** Opening Data supplied block **
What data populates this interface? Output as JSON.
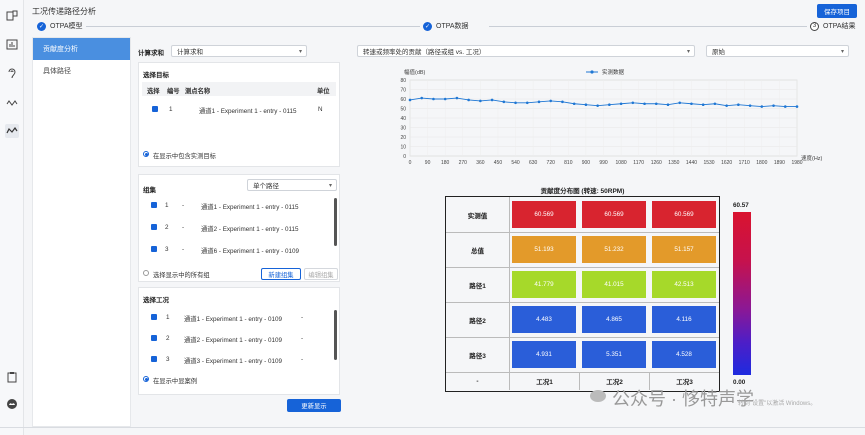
{
  "app": {
    "title": "工况传递路径分析",
    "save_label": "保存项目"
  },
  "rail": {
    "icons": [
      "layout-icon",
      "chart-icon",
      "ear-icon",
      "wave-icon",
      "wave-active-icon",
      "clipboard-icon",
      "cloud-icon"
    ]
  },
  "steps": [
    {
      "label": "OTPA模型",
      "marker": "✓"
    },
    {
      "label": "OTPA数据",
      "marker": "✓"
    },
    {
      "label": "OTPA结果",
      "marker": "3"
    }
  ],
  "subnav": {
    "items": [
      {
        "label": "贡献度分析"
      },
      {
        "label": "具体路径"
      }
    ]
  },
  "config": {
    "calc_label": "计算求和",
    "calc_value": "计算求和",
    "target_title": "选择目标",
    "target_headers": {
      "select": "选择",
      "num": "编号",
      "name": "测点名称",
      "unit": "单位"
    },
    "target_rows": [
      {
        "num": "1",
        "name": "通道1 - Experiment 1 - entry - 0115",
        "unit": "N"
      }
    ],
    "target_radio": "在显示中包含实测目标",
    "group_title": "组集",
    "group_select": "单个路径",
    "group_rows": [
      {
        "num": "1",
        "dash": "-",
        "name": "通道1 - Experiment 1 - entry - 0115"
      },
      {
        "num": "2",
        "dash": "-",
        "name": "通道2 - Experiment 1 - entry - 0115"
      },
      {
        "num": "3",
        "dash": "-",
        "name": "通道6 - Experiment 1 - entry - 0109"
      }
    ],
    "group_radio": "选择显示中的所有组",
    "new_group": "新建组集",
    "edit_group": "编辑组集",
    "case_title": "选择工况",
    "case_rows": [
      {
        "num": "1",
        "name": "通道1 - Experiment 1 - entry - 0109",
        "dash": "-"
      },
      {
        "num": "2",
        "name": "通道2 - Experiment 1 - entry - 0109",
        "dash": "-"
      },
      {
        "num": "3",
        "name": "通道3 - Experiment 1 - entry - 0109",
        "dash": "-"
      }
    ],
    "case_radio": "在显示中显案例",
    "update_label": "更新显示"
  },
  "result": {
    "chart_select": "转速或频率处的贡献（路径或组 vs. 工况）",
    "mode_select": "原始",
    "heat_title": "贡献度分布图 (转速: 50RPM)",
    "colorbar_max": "60.57",
    "colorbar_min": "0.00"
  },
  "chart_data": [
    {
      "type": "line",
      "ylabel": "幅值(dB)",
      "xlabel": "速度(Hz)",
      "legend": "实测数据",
      "legend_position": "top-center",
      "xlim": [
        0,
        1980
      ],
      "ylim": [
        0,
        80
      ],
      "xticks": [
        0,
        90,
        180,
        270,
        360,
        450,
        540,
        630,
        720,
        810,
        900,
        990,
        1080,
        1170,
        1260,
        1350,
        1440,
        1530,
        1620,
        1710,
        1800,
        1890,
        1980
      ],
      "yticks": [
        0,
        10,
        20,
        30,
        40,
        50,
        60,
        70,
        80
      ],
      "grid": true,
      "series": [
        {
          "name": "实测数据",
          "color": "#1f77d4",
          "x": [
            0,
            60,
            120,
            180,
            240,
            300,
            360,
            420,
            480,
            540,
            600,
            660,
            720,
            780,
            840,
            900,
            960,
            1020,
            1080,
            1140,
            1200,
            1260,
            1320,
            1380,
            1440,
            1500,
            1560,
            1620,
            1680,
            1740,
            1800,
            1860,
            1920,
            1980
          ],
          "values": [
            59,
            61,
            60,
            60,
            61,
            59,
            58,
            59,
            57,
            56,
            56,
            57,
            58,
            57,
            55,
            54,
            53,
            54,
            55,
            56,
            55,
            55,
            54,
            56,
            55,
            54,
            55,
            53,
            54,
            53,
            52,
            53,
            52,
            52
          ]
        }
      ]
    },
    {
      "type": "heatmap",
      "title": "贡献度分布图 (转速: 50RPM)",
      "rows": [
        "实测值",
        "总值",
        "路径1",
        "路径2",
        "路径3"
      ],
      "columns": [
        "工况1",
        "工况2",
        "工况3"
      ],
      "corner": "-",
      "values": [
        [
          "60.569",
          "60.569",
          "60.569"
        ],
        [
          "51.193",
          "51.232",
          "51.157"
        ],
        [
          "41.779",
          "41.015",
          "42.513"
        ],
        [
          "4.483",
          "4.865",
          "4.116"
        ],
        [
          "4.931",
          "5.351",
          "4.528"
        ]
      ],
      "colors": [
        [
          "#d8242f",
          "#d8242f",
          "#d8242f"
        ],
        [
          "#e39a2a",
          "#e39a2a",
          "#e39a2a"
        ],
        [
          "#a6d92a",
          "#a6d92a",
          "#a6d92a"
        ],
        [
          "#2a5ed9",
          "#2a5ed9",
          "#2a5ed9"
        ],
        [
          "#2a5ed9",
          "#2a5ed9",
          "#2a5ed9"
        ]
      ],
      "colorbar_range": [
        0,
        60.57
      ]
    }
  ],
  "watermark": {
    "text": "公众号 · 恀特声学",
    "activation": "转到\"设置\"以激活 Windows。"
  }
}
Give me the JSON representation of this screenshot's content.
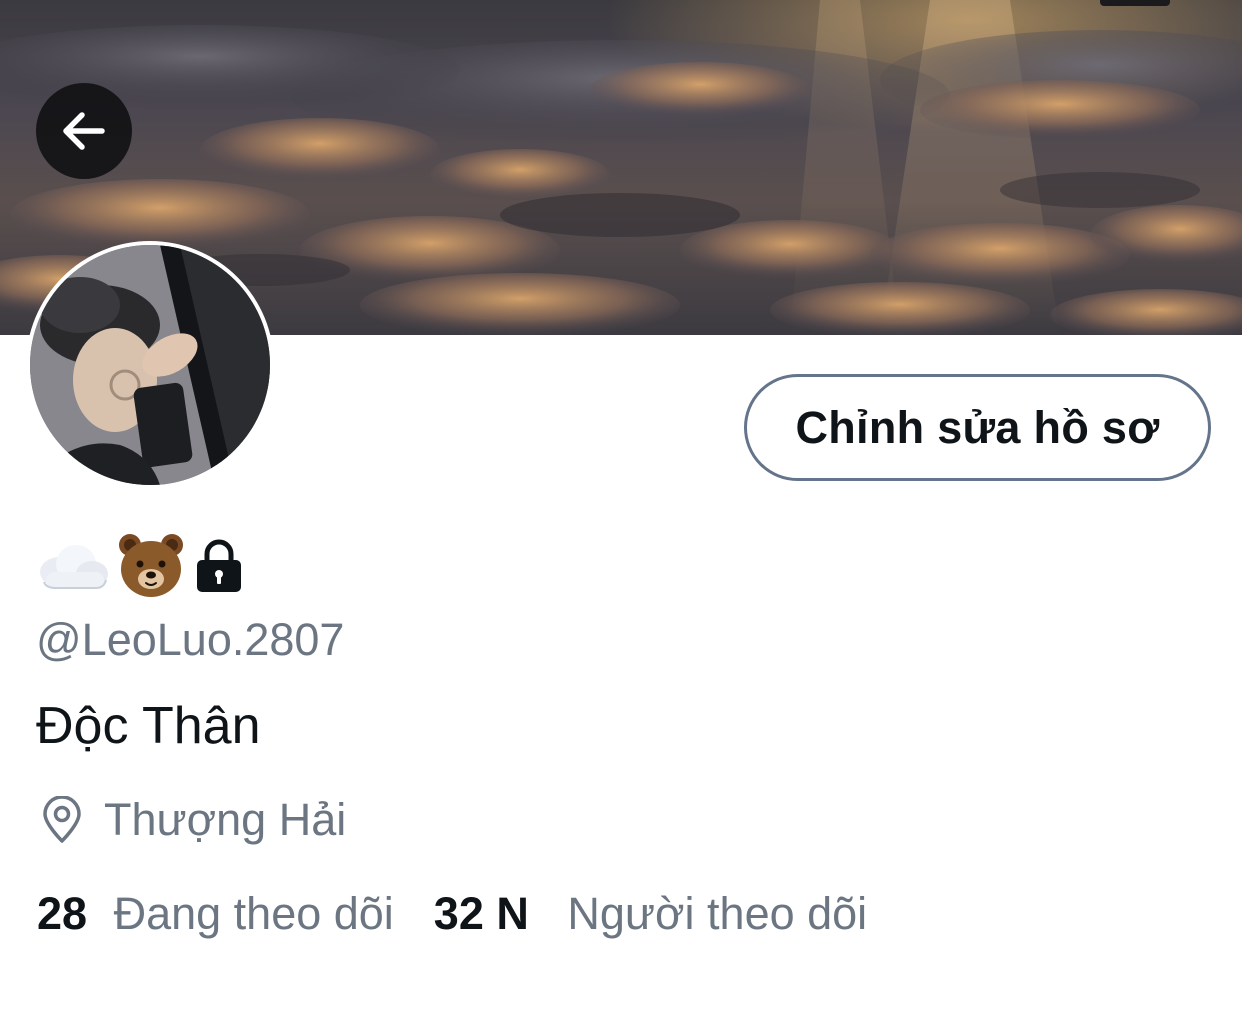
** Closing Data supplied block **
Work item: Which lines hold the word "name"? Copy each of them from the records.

Answer section:
      "name": "测点名称",
        "name": "通道1 - Experiment 1 - entry - 0115",
        "name": "通道1 - Experiment 1 - entry - 0115"
        "name": "通道2 - Experiment 1 - entry - 0115"
        "name": "通道6 - Experiment 1 - entry - 0109"
        "name": "通道1 - Experiment 1 - entry - 0109",
        "name": "通道2 - Experiment 1 - entry - 0109",
        "name": "通道3 - Experiment 1 - entry - 0109",
          "name": "实测数据",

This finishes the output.